2 Na + FeCl2 = 2 NaCl + Fe
It was Roy Galloway at CSIR who first realized and demonstrated that, unlike LiAl/FeSx, LiAl/FeCl2 and Na/S cells that are assembled in the charged state with highly reactive LiAl and Na negative electrodes (anodes), CSIR’s sodium-iron chloride cells could be assembled in the discharged state using a simple mixture of table salt (NaCl) and iron metal powders in the positive electrode (cathode), thereby circumventing the difficulty and hazards of handling LiAl alloy or metallic sodium.
Galloway also showed that the Na/ NiCl2 electrochemical couple offered a slightly higher cell voltage (2.58 V) and was more stable than the Na/ FeCl2 couple (2.35 V) to electrochemical cycling, making it the preferred system.
Despite the demise of CSIR’s Na/ Zeolite-sulfur technology, the name ‘Zebra’ persisted and is still in use today to describe sodium-metal chloride batteries, although the acronym was later changed to represent ‘Zero Emission Battery Research Activity’.
Significant progress was made by CSIR and Harwell in the early 1980s in demonstrating the feasibility of sodium/metal chloride battery technology.
In 1982, recognizing the need to scale up the production and expedite the evaluation of Zebra batteries, Anglo American acquired facilities in Derby, UK and established the company Beta R&D to manufacture ‘-Al2O3’ tubes, cells and batteries under the management of Jim Sudworth, a pioneer of Na/S technology from British Rail. By 1984, a multi kWh Zebra battery had been built and demonstrated in an electric test vehicle.
In 1986, CSIR divested from the Zebra project with most of the CSIR team joining Anglo American and moving to new facilities Zebra Power Systems Pty Ltd outside Pretoria. Johan Coetzer was appointed managing director and later a director of the holding company, Dynamic Power Systems, which formed part of the Anglo American Industrial Corporation (AMIC).
The first car tested at Zebra Power Systems was a converted Suzuki minibus powered by a locally assembled 40kWh battery consisting of all-iron Zebra electrodes.
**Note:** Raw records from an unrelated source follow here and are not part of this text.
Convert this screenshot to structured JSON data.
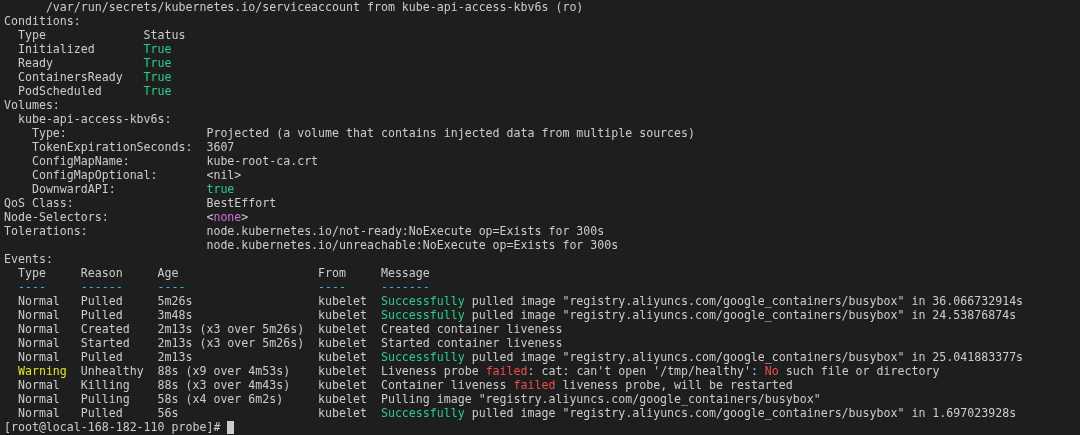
{
  "lines": [
    [
      {
        "text": "      /var/run/secrets/kubernetes.io/serviceaccount from kube-api-access-kbv6s (ro)"
      }
    ],
    [
      {
        "text": "Conditions:"
      }
    ],
    [
      {
        "text": "  Type              Status"
      }
    ],
    [
      {
        "text": "  Initialized       "
      },
      {
        "text": "True",
        "color": "#23d18b"
      }
    ],
    [
      {
        "text": "  Ready             "
      },
      {
        "text": "True",
        "color": "#23d18b"
      }
    ],
    [
      {
        "text": "  ContainersReady   "
      },
      {
        "text": "True",
        "color": "#23d18b"
      }
    ],
    [
      {
        "text": "  PodScheduled      "
      },
      {
        "text": "True",
        "color": "#23d18b"
      }
    ],
    [
      {
        "text": "Volumes:"
      }
    ],
    [
      {
        "text": "  kube-api-access-kbv6s:"
      }
    ],
    [
      {
        "text": "    Type:                    Projected (a volume that contains injected data from multiple sources)"
      }
    ],
    [
      {
        "text": "    TokenExpirationSeconds:  3607"
      }
    ],
    [
      {
        "text": "    ConfigMapName:           kube-root-ca.crt"
      }
    ],
    [
      {
        "text": "    ConfigMapOptional:       <nil>"
      }
    ],
    [
      {
        "text": "    DownwardAPI:             "
      },
      {
        "text": "true",
        "color": "#23d18b"
      }
    ],
    [
      {
        "text": "QoS Class:                   BestEffort"
      }
    ],
    [
      {
        "text": "Node-Selectors:              <"
      },
      {
        "text": "none",
        "color": "#d670d6"
      },
      {
        "text": ">"
      }
    ],
    [
      {
        "text": "Tolerations:                 node.kubernetes.io/not-ready:NoExecute op=Exists for 300s"
      }
    ],
    [
      {
        "text": "                             node.kubernetes.io/unreachable:NoExecute op=Exists for 300s"
      }
    ],
    [
      {
        "text": "Events:"
      }
    ],
    [
      {
        "text": "  Type     Reason     Age                    From     Message"
      }
    ],
    [
      {
        "text": "  ----     ------     ----                   ----     -------",
        "color": "#29b8db"
      }
    ],
    [
      {
        "text": "  Normal   Pulled     5m26s                  kubelet  "
      },
      {
        "text": "Successfully",
        "color": "#23d18b"
      },
      {
        "text": " pulled image \"registry.aliyuncs.com/google_containers/busybox\" in 36.066732914s"
      }
    ],
    [
      {
        "text": "  Normal   Pulled     3m48s                  kubelet  "
      },
      {
        "text": "Successfully",
        "color": "#23d18b"
      },
      {
        "text": " pulled image \"registry.aliyuncs.com/google_containers/busybox\" in 24.53876874s"
      }
    ],
    [
      {
        "text": "  Normal   Created    2m13s (x3 over 5m26s)  kubelet  Created container liveness"
      }
    ],
    [
      {
        "text": "  Normal   Started    2m13s (x3 over 5m26s)  kubelet  Started container liveness"
      }
    ],
    [
      {
        "text": "  Normal   Pulled     2m13s                  kubelet  "
      },
      {
        "text": "Successfully",
        "color": "#23d18b"
      },
      {
        "text": " pulled image \"registry.aliyuncs.com/google_containers/busybox\" in 25.041883377s"
      }
    ],
    [
      {
        "text": "  Warning",
        "color": "#e5e510"
      },
      {
        "text": "  Unhealthy  88s (x9 over 4m53s)    kubelet  Liveness probe "
      },
      {
        "text": "failed",
        "color": "#f14c4c"
      },
      {
        "text": ": cat: can't open '/tmp/healthy': "
      },
      {
        "text": "No",
        "color": "#f14c4c"
      },
      {
        "text": " such file or directory"
      }
    ],
    [
      {
        "text": "  Normal   Killing    88s (x3 over 4m43s)    kubelet  Container liveness "
      },
      {
        "text": "failed",
        "color": "#f14c4c"
      },
      {
        "text": " liveness probe, will be restarted"
      }
    ],
    [
      {
        "text": "  Normal   Pulling    58s (x4 over 6m2s)     kubelet  Pulling image \"registry.aliyuncs.com/google_containers/busybox\""
      }
    ],
    [
      {
        "text": "  Normal   Pulled     56s                    kubelet  "
      },
      {
        "text": "Successfully",
        "color": "#23d18b"
      },
      {
        "text": " pulled image \"registry.aliyuncs.com/google_containers/busybox\" in 1.697023928s"
      }
    ]
  ],
  "prompt": {
    "text": "[root@local-168-182-110 probe]# ",
    "cursor": true
  }
}
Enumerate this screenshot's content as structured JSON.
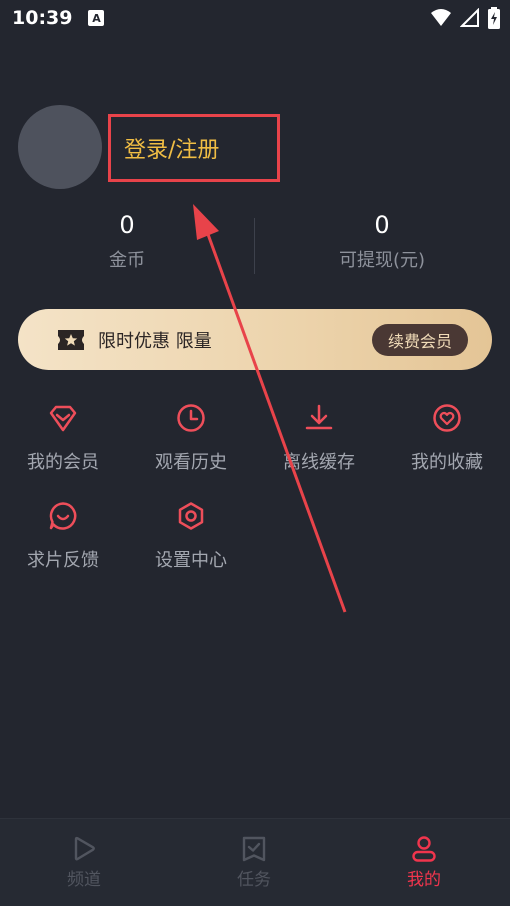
{
  "status_bar": {
    "time": "10:39",
    "notification_icon": "A"
  },
  "profile": {
    "login_label": "登录/注册"
  },
  "stats": [
    {
      "value": "0",
      "label": "金币"
    },
    {
      "value": "0",
      "label": "可提现(元)"
    }
  ],
  "vip_banner": {
    "text": "限时优惠 限量",
    "button_label": "续费会员"
  },
  "menu": [
    {
      "label": "我的会员",
      "icon": "diamond-icon"
    },
    {
      "label": "观看历史",
      "icon": "clock-icon"
    },
    {
      "label": "离线缓存",
      "icon": "download-icon"
    },
    {
      "label": "我的收藏",
      "icon": "heart-icon"
    },
    {
      "label": "求片反馈",
      "icon": "feedback-icon"
    },
    {
      "label": "设置中心",
      "icon": "settings-icon"
    }
  ],
  "tabbar": [
    {
      "label": "频道",
      "icon": "play-icon",
      "active": false
    },
    {
      "label": "任务",
      "icon": "task-icon",
      "active": false
    },
    {
      "label": "我的",
      "icon": "user-icon",
      "active": true
    }
  ],
  "colors": {
    "accent": "#f0354d",
    "login_text": "#f0bd44",
    "highlight_box": "#e8434a",
    "background": "#23262f"
  }
}
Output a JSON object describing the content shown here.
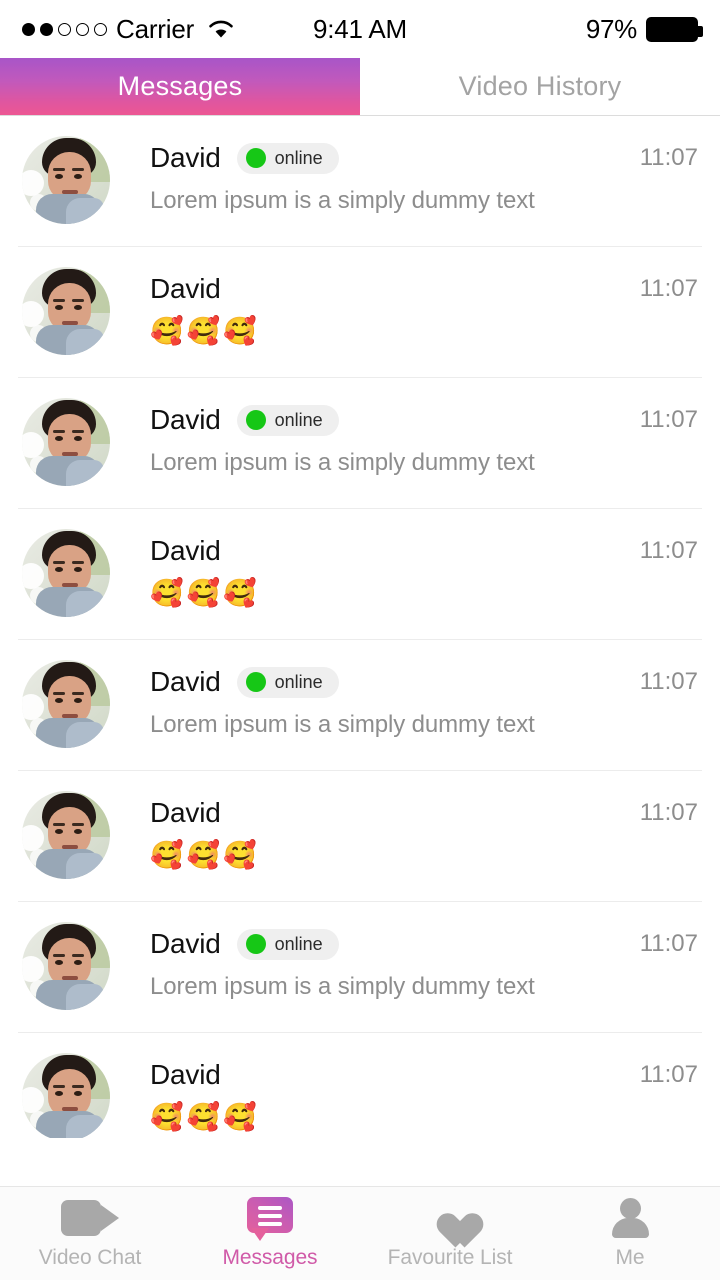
{
  "status_bar": {
    "signal_dots_filled": 2,
    "signal_dots_total": 5,
    "carrier": "Carrier",
    "wifi_icon": "wifi-icon",
    "time": "9:41 AM",
    "battery_percent": "97%",
    "battery_icon": "battery-full-icon"
  },
  "top_tabs": {
    "active_index": 0,
    "items": [
      {
        "label": "Messages",
        "active": true
      },
      {
        "label": "Video History",
        "active": false
      }
    ],
    "active_gradient_from": "#a855c8",
    "active_gradient_to": "#ec5793",
    "inactive_color": "#a3a3a3"
  },
  "messages": {
    "status_online_label": "online",
    "status_online_color": "#16c716",
    "rows": [
      {
        "name": "David",
        "online": true,
        "preview": "Lorem ipsum is a simply dummy text",
        "emojis": "",
        "time": "11:07"
      },
      {
        "name": "David",
        "online": false,
        "preview": "",
        "emojis": "🥰🥰🥰",
        "time": "11:07"
      },
      {
        "name": "David",
        "online": true,
        "preview": "Lorem ipsum is a simply dummy text",
        "emojis": "",
        "time": "11:07"
      },
      {
        "name": "David",
        "online": false,
        "preview": "",
        "emojis": "🥰🥰🥰",
        "time": "11:07"
      },
      {
        "name": "David",
        "online": true,
        "preview": "Lorem ipsum is a simply dummy text",
        "emojis": "",
        "time": "11:07"
      },
      {
        "name": "David",
        "online": false,
        "preview": "",
        "emojis": "🥰🥰🥰",
        "time": "11:07"
      },
      {
        "name": "David",
        "online": true,
        "preview": "Lorem ipsum is a simply dummy text",
        "emojis": "",
        "time": "11:07"
      },
      {
        "name": "David",
        "online": false,
        "preview": "",
        "emojis": "🥰🥰🥰",
        "time": "11:07"
      }
    ]
  },
  "bottom_nav": {
    "active_index": 1,
    "active_color": "#d05aa8",
    "inactive_color": "#b4b4b4",
    "items": [
      {
        "label": "Video Chat",
        "icon": "video-camera-icon",
        "active": false
      },
      {
        "label": "Messages",
        "icon": "message-bubble-icon",
        "active": true
      },
      {
        "label": "Favourite List",
        "icon": "heart-icon",
        "active": false
      },
      {
        "label": "Me",
        "icon": "person-icon",
        "active": false
      }
    ]
  }
}
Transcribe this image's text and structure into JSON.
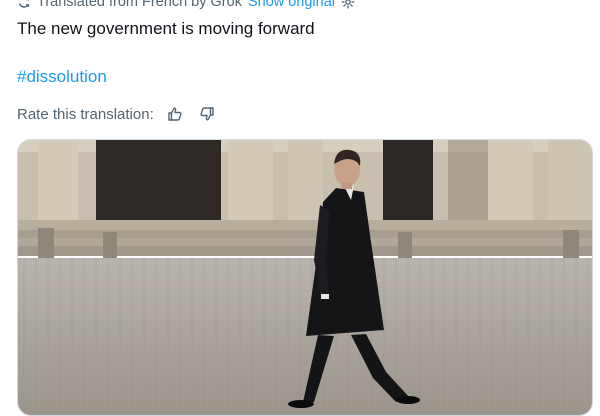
{
  "translation_bar": {
    "icon": "translate-icon",
    "text": "Translated from French by Grok",
    "show_original_label": "Show original",
    "settings_icon": "gear-icon"
  },
  "post": {
    "text": "The new government is moving forward",
    "hashtag": "#dissolution"
  },
  "rate": {
    "label": "Rate this translation:",
    "thumbs_up_icon": "thumbs-up-icon",
    "thumbs_down_icon": "thumbs-down-icon"
  },
  "media": {
    "icon": "photo",
    "colors": {
      "sky": "#d9d2c4",
      "building": "#bdb3a2",
      "doorway": "#2c2724",
      "ground": "#a9a39b",
      "coat": "#131316"
    }
  },
  "colors": {
    "link": "#1d9bf0",
    "text": "#0f1419",
    "secondary": "#536471"
  }
}
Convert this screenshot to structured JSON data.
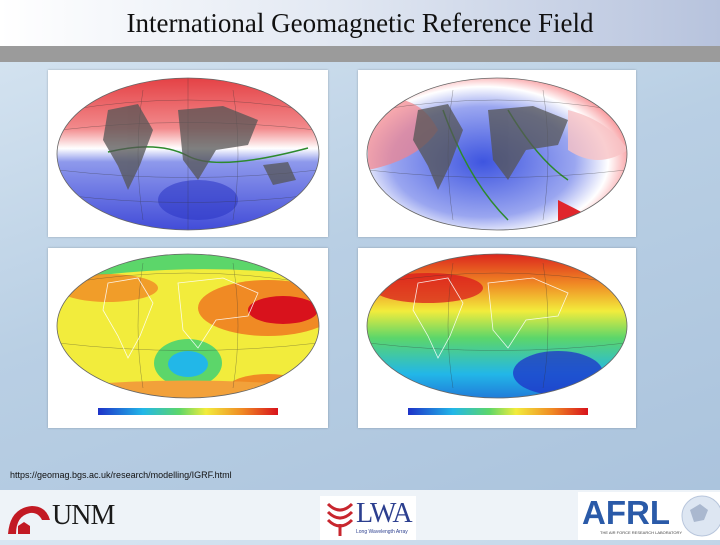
{
  "title": "International Geomagnetic Reference Field",
  "source_url": "https://geomag.bgs.ac.uk/research/modelling/IGRF.html",
  "panels": [
    {
      "name": "declination-map",
      "colors": [
        "#ffffff",
        "#e2363a",
        "#3a44d6"
      ]
    },
    {
      "name": "inclination-map",
      "colors": [
        "#ffffff",
        "#f3494f",
        "#3e55e0"
      ]
    },
    {
      "name": "total-intensity-map",
      "colors": [
        "#1e32c8",
        "#22b7e8",
        "#5cd66a",
        "#f2ec3c",
        "#f08a24",
        "#d8121c"
      ]
    },
    {
      "name": "vertical-component-map",
      "colors": [
        "#1e32c8",
        "#22b7e8",
        "#5cd66a",
        "#f2ec3c",
        "#f08a24",
        "#d8121c"
      ]
    }
  ],
  "logos": {
    "unm": "UNM",
    "lwa": "LWA",
    "lwa_sub": "Long Wavelength Array",
    "afrl": "AFRL",
    "afrl_sub": "THE AIR FORCE RESEARCH LABORATORY"
  },
  "colors": {
    "unm_red": "#c21a24",
    "lwa_red": "#c8262e",
    "afrl_blue": "#2a5aa8"
  }
}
The following year, Coetzer was awarded the gold medal of the South African Academy of Science and Arts for his pioneering contribution to battery technology.
Over the next 10 to 15 years in a joint effort between Zebra Power Systems, Harwell, Beta R&D and Daimler Benz, Germany, outstanding progress was made in optimizing Zebra battery technology. For example, to increase the power-to-energy ratio of the cell, in 1991, Coetzer and Tony Meintjes developed a cell with a convoluted beta alumina tube which both increased the surface area and reduced the thickness of the positive electrode. This became known as the monolith cell.
In the meantime energy storage had moved from the theoretically practical to the commercially possible. By 1998 AAB had taken the development of the Zebra battery to the point where it was ready to be put into production. Pilot lines in Derby and Berlin were producing batteries at the rate of up to 20 per month.
Johan Coetzer remained involved with the programme at Beta R&D in Derby until 2001 as a part-time consultant.
In 2002 he left the battery scene to concentrate on his farming activities, which had continued in parallel over the years.
The contributions made by Johan Coetzer and his colleagues to advancing battery technology have largely been forgotten by the mainstream energy storage industry but his legacy lives on. Major advances continue to be made in molten salt battery application and design, although their commercial value is still in doubt.
While entire fleets of electric vehicles are still on the road powered by Coetzer’s Zebra battery, others are taking the battery chemistry to yet more exciting places. Italian battery manufacturer FIAMM has continued the exploration into molten salt batteries with its FZSoNick (sodium nickel) battery range.